And then there's my boyfriend. We've been together for almost a year now. Things have been going so, so well, and he's still so much more than I deserve. It's strange, we may not have had a defining "it all clicked" moment, but looking back, the past year has been many, many wonderful moments one after another without a pause for us. Long distance is supposed to be really hard and I'm always wondering whether there's going to be a hiccup or fight around the corner because things have been so smooth so far. Some of my friends said that this was not normal. I asked my boyfriend what he thought about it, and he proposed that we growl menacingly at each other so that we could tell them that we had fought. That was really nice. This relationship has been really healthy and my mind's been much more peaceful - there's way less insecurity and self-doubt and fear of being alone. If he decided to leave me today, I would be upset, but I would also know that I can go forward with a mind and heart that is more zen-like.

I've been writing about not fitting in and having "love"-related feelings for years now, and these changes have made me feel like I now have nothing to write about. And this is why I haven't been writing as much lately. Being busy is just a tiny part of my life. I actually check Blogger every day and I've longed to resume blogging regularly, like I used to do, for months now. But this checking and longing obviously doesn't translate into posts. It's silly, but I'm scared! I don't really know what else to write about. I've worried that I'm now even worse at writing, that I haven't flexed my blogging muscle in a while. I worry that this fear is causing me to get even weaker metaphorically, and this is really silly.

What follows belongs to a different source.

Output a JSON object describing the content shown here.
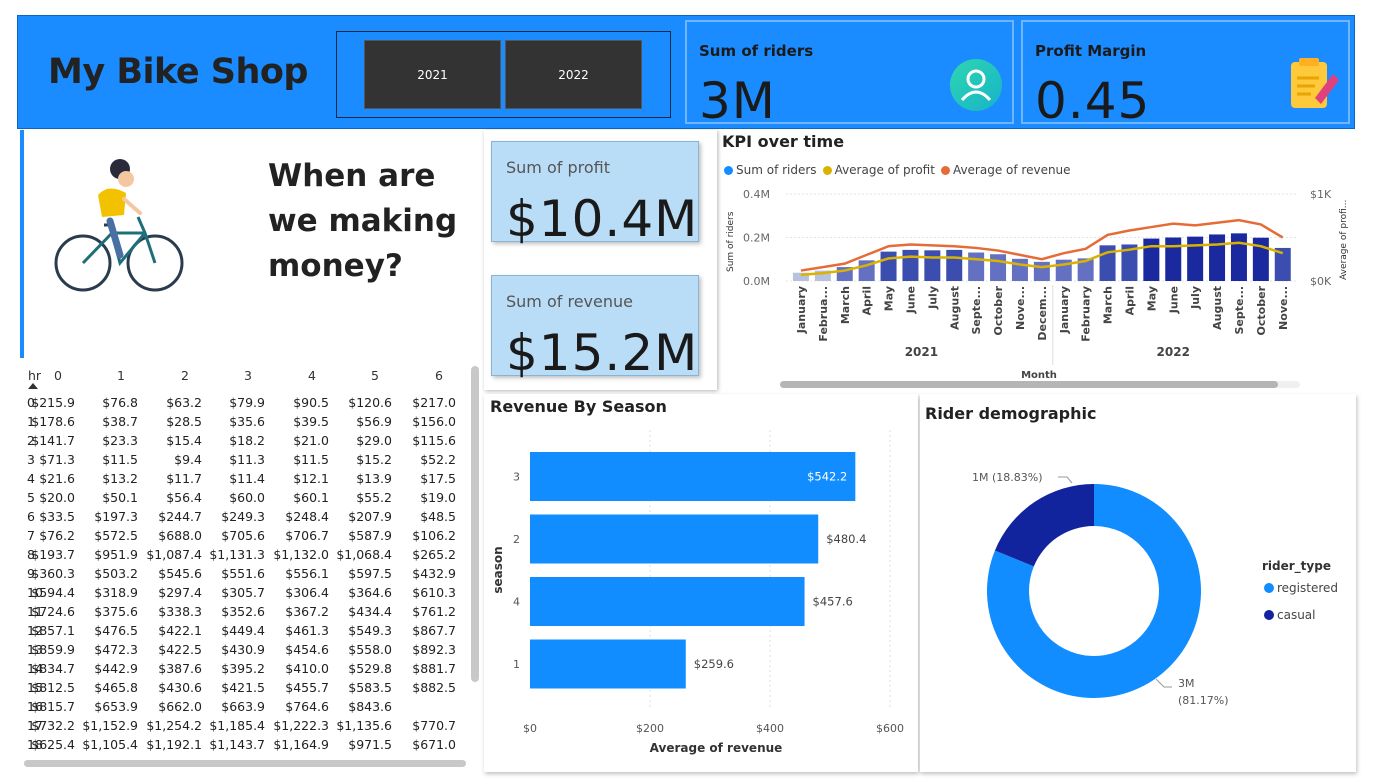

But I hope that articulating all these feelings changes this dynamic - I need not expect the same thoughts out of myself and I can blog things that actually matter to me now. This is awesome and unsettling and frankly, something I should have known all along. Oh, you silly child.